───── GIVEN RECORDS
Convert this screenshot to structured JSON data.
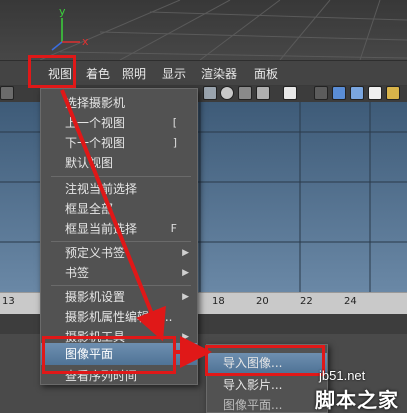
{
  "menubar": {
    "items": [
      {
        "label": "视图"
      },
      {
        "label": "着色"
      },
      {
        "label": "照明"
      },
      {
        "label": "显示"
      },
      {
        "label": "渲染器"
      },
      {
        "label": "面板"
      }
    ]
  },
  "axis": {
    "x": "x",
    "y": "y"
  },
  "view_menu": {
    "items": [
      {
        "label": "选择摄影机",
        "shortcut": "",
        "submenu": false
      },
      {
        "label": "上一个视图",
        "shortcut": "[",
        "submenu": false
      },
      {
        "label": "下一个视图",
        "shortcut": "]",
        "submenu": false
      },
      {
        "label": "默认视图",
        "shortcut": "",
        "submenu": false
      },
      {
        "label": "注视当前选择",
        "shortcut": "",
        "submenu": false
      },
      {
        "label": "框显全部",
        "shortcut": "",
        "submenu": false
      },
      {
        "label": "框显当前选择",
        "shortcut": "F",
        "submenu": false
      },
      {
        "label": "预定义书签",
        "shortcut": "",
        "submenu": true
      },
      {
        "label": "书签",
        "shortcut": "",
        "submenu": true
      },
      {
        "label": "摄影机设置",
        "shortcut": "",
        "submenu": true
      },
      {
        "label": "摄影机属性编辑器...",
        "shortcut": "",
        "submenu": false
      },
      {
        "label": "摄影机工具",
        "shortcut": "",
        "submenu": true
      },
      {
        "label": "图像平面",
        "shortcut": "",
        "submenu": true,
        "highlighted": true
      },
      {
        "label": "查看序列时间",
        "shortcut": "",
        "submenu": false
      }
    ]
  },
  "image_plane_submenu": {
    "items": [
      {
        "label": "导入图像..."
      },
      {
        "label": "导入影片..."
      },
      {
        "label": "图像平面..."
      }
    ]
  },
  "timeslider": {
    "ticks": [
      "13",
      "18",
      "20",
      "22",
      "24"
    ]
  },
  "watermark": {
    "url": "jb51.net",
    "text": "脚本之家"
  },
  "colors": {
    "highlight": "#5b7fa3",
    "callout": "#e01818",
    "viewport_blue": "#4e6d8c"
  }
}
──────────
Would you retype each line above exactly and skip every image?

Convert this screenshot to structured JSON data.
{
  "menubar": {
    "items": [
      {
        "label": "视图"
      },
      {
        "label": "着色"
      },
      {
        "label": "照明"
      },
      {
        "label": "显示"
      },
      {
        "label": "渲染器"
      },
      {
        "label": "面板"
      }
    ]
  },
  "axis": {
    "x": "x",
    "y": "y"
  },
  "view_menu": {
    "items": [
      {
        "label": "选择摄影机",
        "shortcut": "",
        "submenu": false
      },
      {
        "label": "上一个视图",
        "shortcut": "[",
        "submenu": false
      },
      {
        "label": "下一个视图",
        "shortcut": "]",
        "submenu": false
      },
      {
        "label": "默认视图",
        "shortcut": "",
        "submenu": false
      },
      {
        "label": "注视当前选择",
        "shortcut": "",
        "submenu": false
      },
      {
        "label": "框显全部",
        "shortcut": "",
        "submenu": false
      },
      {
        "label": "框显当前选择",
        "shortcut": "F",
        "submenu": false
      },
      {
        "label": "预定义书签",
        "shortcut": "",
        "submenu": true
      },
      {
        "label": "书签",
        "shortcut": "",
        "submenu": true
      },
      {
        "label": "摄影机设置",
        "shortcut": "",
        "submenu": true
      },
      {
        "label": "摄影机属性编辑器...",
        "shortcut": "",
        "submenu": false
      },
      {
        "label": "摄影机工具",
        "shortcut": "",
        "submenu": true
      },
      {
        "label": "图像平面",
        "shortcut": "",
        "submenu": true,
        "highlighted": true
      },
      {
        "label": "查看序列时间",
        "shortcut": "",
        "submenu": false
      }
    ]
  },
  "image_plane_submenu": {
    "items": [
      {
        "label": "导入图像..."
      },
      {
        "label": "导入影片..."
      },
      {
        "label": "图像平面..."
      }
    ]
  },
  "timeslider": {
    "ticks": [
      "13",
      "18",
      "20",
      "22",
      "24"
    ]
  },
  "watermark": {
    "url": "jb51.net",
    "text": "脚本之家"
  },
  "colors": {
    "highlight": "#5b7fa3",
    "callout": "#e01818",
    "viewport_blue": "#4e6d8c"
  }
}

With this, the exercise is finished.